▶ [Exercise material]:
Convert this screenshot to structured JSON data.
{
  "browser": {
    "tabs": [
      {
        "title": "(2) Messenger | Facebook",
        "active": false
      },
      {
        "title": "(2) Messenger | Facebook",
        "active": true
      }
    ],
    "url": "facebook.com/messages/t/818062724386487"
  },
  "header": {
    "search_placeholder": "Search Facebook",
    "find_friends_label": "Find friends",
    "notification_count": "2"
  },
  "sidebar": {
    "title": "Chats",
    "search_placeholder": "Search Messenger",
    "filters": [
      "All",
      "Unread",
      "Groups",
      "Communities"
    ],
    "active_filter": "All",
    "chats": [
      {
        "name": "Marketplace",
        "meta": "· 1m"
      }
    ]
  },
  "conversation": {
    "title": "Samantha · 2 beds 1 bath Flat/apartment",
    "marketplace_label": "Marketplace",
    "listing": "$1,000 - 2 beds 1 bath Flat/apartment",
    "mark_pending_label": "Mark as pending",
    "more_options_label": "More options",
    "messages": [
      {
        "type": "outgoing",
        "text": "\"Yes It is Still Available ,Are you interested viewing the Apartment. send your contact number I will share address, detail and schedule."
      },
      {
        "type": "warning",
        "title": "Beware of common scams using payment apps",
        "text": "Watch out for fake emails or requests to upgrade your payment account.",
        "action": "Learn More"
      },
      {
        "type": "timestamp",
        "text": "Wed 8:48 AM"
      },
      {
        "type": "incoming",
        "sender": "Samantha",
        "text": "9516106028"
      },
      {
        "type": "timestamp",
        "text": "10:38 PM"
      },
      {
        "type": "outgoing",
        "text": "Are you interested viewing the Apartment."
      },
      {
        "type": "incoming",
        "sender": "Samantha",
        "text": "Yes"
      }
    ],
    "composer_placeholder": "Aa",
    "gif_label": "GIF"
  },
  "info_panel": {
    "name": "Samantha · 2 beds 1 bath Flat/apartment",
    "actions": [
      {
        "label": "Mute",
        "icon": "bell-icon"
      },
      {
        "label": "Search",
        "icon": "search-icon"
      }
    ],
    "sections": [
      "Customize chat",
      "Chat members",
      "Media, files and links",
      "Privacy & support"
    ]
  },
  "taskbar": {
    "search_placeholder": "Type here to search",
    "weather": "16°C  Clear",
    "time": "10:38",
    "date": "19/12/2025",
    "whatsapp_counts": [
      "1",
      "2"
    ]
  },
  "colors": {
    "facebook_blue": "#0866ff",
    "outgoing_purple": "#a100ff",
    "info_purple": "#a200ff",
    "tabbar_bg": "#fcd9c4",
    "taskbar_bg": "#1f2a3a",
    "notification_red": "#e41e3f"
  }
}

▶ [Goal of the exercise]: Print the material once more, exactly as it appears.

▶ [Answer]:
Convert this screenshot to structured JSON data.
{
  "browser": {
    "tabs": [
      {
        "title": "(2) Messenger | Facebook",
        "active": false
      },
      {
        "title": "(2) Messenger | Facebook",
        "active": true
      }
    ],
    "url": "facebook.com/messages/t/818062724386487"
  },
  "header": {
    "search_placeholder": "Search Facebook",
    "find_friends_label": "Find friends",
    "notification_count": "2"
  },
  "sidebar": {
    "title": "Chats",
    "search_placeholder": "Search Messenger",
    "filters": [
      "All",
      "Unread",
      "Groups",
      "Communities"
    ],
    "active_filter": "All",
    "chats": [
      {
        "name": "Marketplace",
        "meta": "· 1m"
      }
    ]
  },
  "conversation": {
    "title": "Samantha · 2 beds 1 bath Flat/apartment",
    "marketplace_label": "Marketplace",
    "listing": "$1,000 - 2 beds 1 bath Flat/apartment",
    "mark_pending_label": "Mark as pending",
    "more_options_label": "More options",
    "messages": [
      {
        "type": "outgoing",
        "text": "\"Yes It is Still Available ,Are you interested viewing the Apartment. send your contact number I will share address, detail and schedule."
      },
      {
        "type": "warning",
        "title": "Beware of common scams using payment apps",
        "text": "Watch out for fake emails or requests to upgrade your payment account.",
        "action": "Learn More"
      },
      {
        "type": "timestamp",
        "text": "Wed 8:48 AM"
      },
      {
        "type": "incoming",
        "sender": "Samantha",
        "text": "9516106028"
      },
      {
        "type": "timestamp",
        "text": "10:38 PM"
      },
      {
        "type": "outgoing",
        "text": "Are you interested viewing the Apartment."
      },
      {
        "type": "incoming",
        "sender": "Samantha",
        "text": "Yes"
      }
    ],
    "composer_placeholder": "Aa",
    "gif_label": "GIF"
  },
  "info_panel": {
    "name": "Samantha · 2 beds 1 bath Flat/apartment",
    "actions": [
      {
        "label": "Mute",
        "icon": "bell-icon"
      },
      {
        "label": "Search",
        "icon": "search-icon"
      }
    ],
    "sections": [
      "Customize chat",
      "Chat members",
      "Media, files and links",
      "Privacy & support"
    ]
  },
  "taskbar": {
    "search_placeholder": "Type here to search",
    "weather": "16°C  Clear",
    "time": "10:38",
    "date": "19/12/2025",
    "whatsapp_counts": [
      "1",
      "2"
    ]
  },
  "colors": {
    "facebook_blue": "#0866ff",
    "outgoing_purple": "#a100ff",
    "info_purple": "#a200ff",
    "tabbar_bg": "#fcd9c4",
    "taskbar_bg": "#1f2a3a",
    "notification_red": "#e41e3f"
  }
}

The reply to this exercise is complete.